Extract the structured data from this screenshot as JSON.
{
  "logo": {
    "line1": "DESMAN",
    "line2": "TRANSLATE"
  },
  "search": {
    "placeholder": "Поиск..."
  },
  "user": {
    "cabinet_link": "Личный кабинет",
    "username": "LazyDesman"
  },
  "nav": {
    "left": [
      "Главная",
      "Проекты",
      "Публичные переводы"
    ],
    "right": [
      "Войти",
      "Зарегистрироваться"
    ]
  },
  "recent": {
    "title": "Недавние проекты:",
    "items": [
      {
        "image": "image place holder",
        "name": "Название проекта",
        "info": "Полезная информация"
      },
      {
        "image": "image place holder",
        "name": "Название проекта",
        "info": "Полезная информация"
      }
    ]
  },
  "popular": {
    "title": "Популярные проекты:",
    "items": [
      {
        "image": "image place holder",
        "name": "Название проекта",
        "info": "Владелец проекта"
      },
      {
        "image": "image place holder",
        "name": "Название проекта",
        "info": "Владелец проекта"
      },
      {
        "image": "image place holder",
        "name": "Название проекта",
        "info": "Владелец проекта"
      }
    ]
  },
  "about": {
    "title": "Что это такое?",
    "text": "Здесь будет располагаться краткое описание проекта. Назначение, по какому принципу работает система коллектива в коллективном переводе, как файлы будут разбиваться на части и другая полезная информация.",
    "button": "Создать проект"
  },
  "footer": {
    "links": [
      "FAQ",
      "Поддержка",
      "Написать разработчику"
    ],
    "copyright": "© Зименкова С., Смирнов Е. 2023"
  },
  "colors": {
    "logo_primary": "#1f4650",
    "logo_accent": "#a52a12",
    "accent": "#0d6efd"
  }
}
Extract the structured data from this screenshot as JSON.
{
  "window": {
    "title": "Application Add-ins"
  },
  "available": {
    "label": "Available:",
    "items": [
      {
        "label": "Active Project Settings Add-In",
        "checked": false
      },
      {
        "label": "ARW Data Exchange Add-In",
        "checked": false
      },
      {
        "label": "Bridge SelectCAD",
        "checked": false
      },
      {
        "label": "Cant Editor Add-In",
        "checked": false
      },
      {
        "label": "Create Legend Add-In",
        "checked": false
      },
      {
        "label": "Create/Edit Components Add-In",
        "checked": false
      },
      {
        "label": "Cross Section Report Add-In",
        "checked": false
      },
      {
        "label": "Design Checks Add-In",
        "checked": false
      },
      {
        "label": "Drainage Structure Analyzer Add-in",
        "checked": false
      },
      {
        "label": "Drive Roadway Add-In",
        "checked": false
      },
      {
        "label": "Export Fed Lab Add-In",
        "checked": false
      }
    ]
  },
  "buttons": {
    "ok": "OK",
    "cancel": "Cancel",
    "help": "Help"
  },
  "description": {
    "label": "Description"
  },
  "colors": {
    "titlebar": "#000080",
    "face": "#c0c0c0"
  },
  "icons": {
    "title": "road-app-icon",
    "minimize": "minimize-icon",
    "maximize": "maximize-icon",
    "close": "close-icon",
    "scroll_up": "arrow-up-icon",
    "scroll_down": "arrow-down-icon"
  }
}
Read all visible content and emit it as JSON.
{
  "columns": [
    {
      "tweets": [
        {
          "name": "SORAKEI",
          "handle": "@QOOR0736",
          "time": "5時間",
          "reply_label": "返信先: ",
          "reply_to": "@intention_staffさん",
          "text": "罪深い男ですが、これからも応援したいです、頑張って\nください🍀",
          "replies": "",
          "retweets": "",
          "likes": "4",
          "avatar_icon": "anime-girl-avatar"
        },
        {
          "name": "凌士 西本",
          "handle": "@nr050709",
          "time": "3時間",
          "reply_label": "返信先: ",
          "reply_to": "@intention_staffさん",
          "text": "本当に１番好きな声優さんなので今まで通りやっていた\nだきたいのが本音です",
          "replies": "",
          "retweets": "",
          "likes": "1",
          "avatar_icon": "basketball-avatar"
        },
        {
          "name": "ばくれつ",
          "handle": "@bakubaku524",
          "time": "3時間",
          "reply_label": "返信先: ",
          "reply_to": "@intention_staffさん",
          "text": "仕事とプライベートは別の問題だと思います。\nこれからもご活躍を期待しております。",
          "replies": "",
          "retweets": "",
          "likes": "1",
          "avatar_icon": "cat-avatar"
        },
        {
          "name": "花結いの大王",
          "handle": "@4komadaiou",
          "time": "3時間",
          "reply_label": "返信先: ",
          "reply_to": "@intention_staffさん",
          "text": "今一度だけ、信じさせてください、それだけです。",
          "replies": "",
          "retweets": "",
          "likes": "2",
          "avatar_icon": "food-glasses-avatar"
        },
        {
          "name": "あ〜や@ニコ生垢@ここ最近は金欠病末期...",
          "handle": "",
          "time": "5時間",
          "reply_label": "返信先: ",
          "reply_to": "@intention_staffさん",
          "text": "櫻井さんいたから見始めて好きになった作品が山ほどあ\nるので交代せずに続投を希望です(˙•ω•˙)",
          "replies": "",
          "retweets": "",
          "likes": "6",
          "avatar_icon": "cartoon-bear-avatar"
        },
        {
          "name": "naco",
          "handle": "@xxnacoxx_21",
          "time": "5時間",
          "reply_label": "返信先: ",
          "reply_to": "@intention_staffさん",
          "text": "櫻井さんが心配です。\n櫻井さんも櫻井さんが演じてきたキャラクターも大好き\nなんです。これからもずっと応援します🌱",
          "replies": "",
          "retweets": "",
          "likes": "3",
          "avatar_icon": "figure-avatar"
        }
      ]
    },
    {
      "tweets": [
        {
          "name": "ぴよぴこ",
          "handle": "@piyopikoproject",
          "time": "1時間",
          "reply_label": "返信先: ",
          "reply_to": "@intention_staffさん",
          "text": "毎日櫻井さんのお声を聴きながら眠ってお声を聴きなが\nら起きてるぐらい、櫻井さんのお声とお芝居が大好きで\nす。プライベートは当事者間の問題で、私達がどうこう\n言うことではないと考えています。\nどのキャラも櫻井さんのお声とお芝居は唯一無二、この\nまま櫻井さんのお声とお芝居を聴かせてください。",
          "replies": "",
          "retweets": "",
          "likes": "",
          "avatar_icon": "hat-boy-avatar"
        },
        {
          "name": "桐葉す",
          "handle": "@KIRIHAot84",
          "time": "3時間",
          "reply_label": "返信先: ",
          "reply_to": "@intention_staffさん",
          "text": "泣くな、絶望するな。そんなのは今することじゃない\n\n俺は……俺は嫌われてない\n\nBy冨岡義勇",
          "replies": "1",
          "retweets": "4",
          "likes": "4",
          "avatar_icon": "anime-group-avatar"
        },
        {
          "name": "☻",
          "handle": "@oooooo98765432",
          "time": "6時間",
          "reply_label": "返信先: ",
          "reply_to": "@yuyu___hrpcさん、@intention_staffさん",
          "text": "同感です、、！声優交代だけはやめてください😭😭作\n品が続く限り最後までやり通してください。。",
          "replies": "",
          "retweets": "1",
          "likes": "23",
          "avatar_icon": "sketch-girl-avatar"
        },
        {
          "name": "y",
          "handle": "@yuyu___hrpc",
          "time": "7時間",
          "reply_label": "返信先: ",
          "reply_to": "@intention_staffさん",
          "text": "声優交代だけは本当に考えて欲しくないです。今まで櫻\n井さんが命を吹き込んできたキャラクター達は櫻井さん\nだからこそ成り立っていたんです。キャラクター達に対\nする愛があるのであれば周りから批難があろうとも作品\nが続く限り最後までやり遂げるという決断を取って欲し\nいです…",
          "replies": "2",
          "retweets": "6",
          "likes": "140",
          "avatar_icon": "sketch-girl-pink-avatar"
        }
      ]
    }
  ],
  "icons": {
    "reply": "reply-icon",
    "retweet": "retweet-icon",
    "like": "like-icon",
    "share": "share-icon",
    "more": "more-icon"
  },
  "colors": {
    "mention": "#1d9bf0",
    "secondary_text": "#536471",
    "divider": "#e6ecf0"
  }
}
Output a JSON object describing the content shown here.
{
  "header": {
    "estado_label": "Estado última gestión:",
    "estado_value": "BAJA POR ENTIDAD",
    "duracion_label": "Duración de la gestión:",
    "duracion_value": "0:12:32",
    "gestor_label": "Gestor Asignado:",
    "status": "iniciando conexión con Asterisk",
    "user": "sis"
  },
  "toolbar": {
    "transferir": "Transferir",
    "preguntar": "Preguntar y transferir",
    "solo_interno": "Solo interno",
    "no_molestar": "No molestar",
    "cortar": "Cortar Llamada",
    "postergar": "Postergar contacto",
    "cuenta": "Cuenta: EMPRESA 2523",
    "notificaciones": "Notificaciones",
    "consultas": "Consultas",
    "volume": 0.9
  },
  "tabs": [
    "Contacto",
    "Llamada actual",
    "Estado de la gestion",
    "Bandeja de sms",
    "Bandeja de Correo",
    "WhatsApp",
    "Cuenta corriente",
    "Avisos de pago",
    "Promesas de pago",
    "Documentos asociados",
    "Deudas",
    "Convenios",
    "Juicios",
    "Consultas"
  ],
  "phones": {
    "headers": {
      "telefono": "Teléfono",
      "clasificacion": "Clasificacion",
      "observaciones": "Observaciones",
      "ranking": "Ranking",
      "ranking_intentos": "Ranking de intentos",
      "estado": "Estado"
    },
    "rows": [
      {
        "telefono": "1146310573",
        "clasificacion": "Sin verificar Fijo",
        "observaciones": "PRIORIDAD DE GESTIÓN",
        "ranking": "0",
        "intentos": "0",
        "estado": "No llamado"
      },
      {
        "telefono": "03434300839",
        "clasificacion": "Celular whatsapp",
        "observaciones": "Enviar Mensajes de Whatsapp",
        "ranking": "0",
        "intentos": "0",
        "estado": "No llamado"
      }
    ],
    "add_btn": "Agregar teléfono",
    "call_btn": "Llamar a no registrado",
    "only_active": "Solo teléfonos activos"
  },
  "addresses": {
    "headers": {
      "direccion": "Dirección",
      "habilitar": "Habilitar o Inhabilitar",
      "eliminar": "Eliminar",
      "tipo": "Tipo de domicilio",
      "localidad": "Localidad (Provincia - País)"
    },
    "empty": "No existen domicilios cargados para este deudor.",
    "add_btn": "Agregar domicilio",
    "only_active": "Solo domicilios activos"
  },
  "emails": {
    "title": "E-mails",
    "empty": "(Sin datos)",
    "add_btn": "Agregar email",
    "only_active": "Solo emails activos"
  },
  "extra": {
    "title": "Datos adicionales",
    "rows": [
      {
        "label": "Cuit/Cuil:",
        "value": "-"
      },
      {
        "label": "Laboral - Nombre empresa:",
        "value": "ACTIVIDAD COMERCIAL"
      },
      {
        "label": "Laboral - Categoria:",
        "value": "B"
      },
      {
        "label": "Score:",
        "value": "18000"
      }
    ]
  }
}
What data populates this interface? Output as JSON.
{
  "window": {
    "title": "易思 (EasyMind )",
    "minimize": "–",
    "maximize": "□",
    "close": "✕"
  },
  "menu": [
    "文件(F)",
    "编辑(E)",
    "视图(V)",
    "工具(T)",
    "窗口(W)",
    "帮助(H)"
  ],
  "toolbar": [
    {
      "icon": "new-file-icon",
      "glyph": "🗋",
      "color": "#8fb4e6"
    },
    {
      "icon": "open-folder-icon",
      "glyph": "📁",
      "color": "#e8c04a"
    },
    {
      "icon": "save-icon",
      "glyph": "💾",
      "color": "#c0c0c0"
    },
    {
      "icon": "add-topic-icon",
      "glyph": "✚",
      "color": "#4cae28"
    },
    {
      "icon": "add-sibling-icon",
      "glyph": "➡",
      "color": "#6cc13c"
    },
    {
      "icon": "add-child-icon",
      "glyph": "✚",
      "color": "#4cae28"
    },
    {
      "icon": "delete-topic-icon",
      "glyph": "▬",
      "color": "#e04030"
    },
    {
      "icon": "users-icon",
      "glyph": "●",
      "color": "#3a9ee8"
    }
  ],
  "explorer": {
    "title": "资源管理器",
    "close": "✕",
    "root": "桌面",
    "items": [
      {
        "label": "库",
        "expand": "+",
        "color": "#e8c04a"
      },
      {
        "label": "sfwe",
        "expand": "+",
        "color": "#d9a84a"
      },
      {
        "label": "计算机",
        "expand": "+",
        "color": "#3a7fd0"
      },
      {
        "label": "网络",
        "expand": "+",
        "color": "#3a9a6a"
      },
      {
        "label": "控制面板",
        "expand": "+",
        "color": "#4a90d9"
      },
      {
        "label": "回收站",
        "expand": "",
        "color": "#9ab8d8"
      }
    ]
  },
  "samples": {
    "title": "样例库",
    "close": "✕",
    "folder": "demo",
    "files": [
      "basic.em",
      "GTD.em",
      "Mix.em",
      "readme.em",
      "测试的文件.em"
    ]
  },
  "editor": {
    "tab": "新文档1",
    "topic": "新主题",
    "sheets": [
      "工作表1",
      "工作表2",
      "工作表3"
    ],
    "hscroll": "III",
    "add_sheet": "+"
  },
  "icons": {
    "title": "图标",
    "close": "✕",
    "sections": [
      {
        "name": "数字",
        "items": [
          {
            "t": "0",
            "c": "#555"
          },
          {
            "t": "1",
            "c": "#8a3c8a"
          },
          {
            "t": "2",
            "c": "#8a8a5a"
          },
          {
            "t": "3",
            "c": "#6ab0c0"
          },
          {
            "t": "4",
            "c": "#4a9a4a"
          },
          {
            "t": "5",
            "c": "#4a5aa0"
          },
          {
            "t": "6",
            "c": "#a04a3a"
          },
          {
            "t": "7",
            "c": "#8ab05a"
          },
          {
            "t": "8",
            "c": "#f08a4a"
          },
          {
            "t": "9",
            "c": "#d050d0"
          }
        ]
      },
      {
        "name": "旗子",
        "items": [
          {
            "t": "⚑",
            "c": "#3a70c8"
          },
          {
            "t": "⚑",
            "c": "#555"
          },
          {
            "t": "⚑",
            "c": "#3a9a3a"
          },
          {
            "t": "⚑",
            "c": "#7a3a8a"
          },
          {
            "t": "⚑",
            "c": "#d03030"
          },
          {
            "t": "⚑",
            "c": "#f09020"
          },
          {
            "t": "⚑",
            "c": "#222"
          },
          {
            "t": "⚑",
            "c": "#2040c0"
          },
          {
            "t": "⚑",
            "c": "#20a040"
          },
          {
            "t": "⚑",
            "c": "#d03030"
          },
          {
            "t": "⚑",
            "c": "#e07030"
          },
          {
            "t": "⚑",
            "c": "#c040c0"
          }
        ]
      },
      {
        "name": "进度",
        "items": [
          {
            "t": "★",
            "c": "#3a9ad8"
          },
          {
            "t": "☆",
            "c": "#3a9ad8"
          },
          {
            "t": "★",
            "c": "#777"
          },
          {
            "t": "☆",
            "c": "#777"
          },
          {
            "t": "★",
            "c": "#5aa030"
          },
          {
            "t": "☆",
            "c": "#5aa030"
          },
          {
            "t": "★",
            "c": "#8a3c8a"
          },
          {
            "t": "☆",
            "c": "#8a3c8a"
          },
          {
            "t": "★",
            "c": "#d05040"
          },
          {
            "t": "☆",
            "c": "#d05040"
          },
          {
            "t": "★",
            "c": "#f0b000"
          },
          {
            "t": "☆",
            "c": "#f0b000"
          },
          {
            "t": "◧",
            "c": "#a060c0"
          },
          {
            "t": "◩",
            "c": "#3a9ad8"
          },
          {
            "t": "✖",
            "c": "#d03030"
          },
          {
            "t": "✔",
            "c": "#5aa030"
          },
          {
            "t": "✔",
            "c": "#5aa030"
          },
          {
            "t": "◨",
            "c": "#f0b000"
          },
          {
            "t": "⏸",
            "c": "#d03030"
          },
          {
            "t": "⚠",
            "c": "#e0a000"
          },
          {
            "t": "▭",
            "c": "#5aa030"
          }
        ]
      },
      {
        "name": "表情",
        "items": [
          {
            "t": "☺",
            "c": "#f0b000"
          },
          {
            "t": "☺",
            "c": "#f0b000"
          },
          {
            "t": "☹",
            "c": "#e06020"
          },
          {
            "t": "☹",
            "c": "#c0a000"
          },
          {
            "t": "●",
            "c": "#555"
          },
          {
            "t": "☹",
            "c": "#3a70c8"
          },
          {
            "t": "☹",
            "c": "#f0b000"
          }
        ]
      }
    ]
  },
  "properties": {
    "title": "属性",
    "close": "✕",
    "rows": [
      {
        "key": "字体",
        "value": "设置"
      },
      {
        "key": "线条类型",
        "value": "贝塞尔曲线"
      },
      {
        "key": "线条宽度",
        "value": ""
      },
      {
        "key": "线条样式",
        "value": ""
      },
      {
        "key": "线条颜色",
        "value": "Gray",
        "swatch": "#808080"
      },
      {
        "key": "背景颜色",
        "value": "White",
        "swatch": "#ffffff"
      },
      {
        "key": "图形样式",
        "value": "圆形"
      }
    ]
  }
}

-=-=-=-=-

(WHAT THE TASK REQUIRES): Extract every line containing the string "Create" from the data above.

(WRITTEN RESPONSE):
        "label": "Create Legend Add-In",
        "label": "Create/Edit Components Add-In",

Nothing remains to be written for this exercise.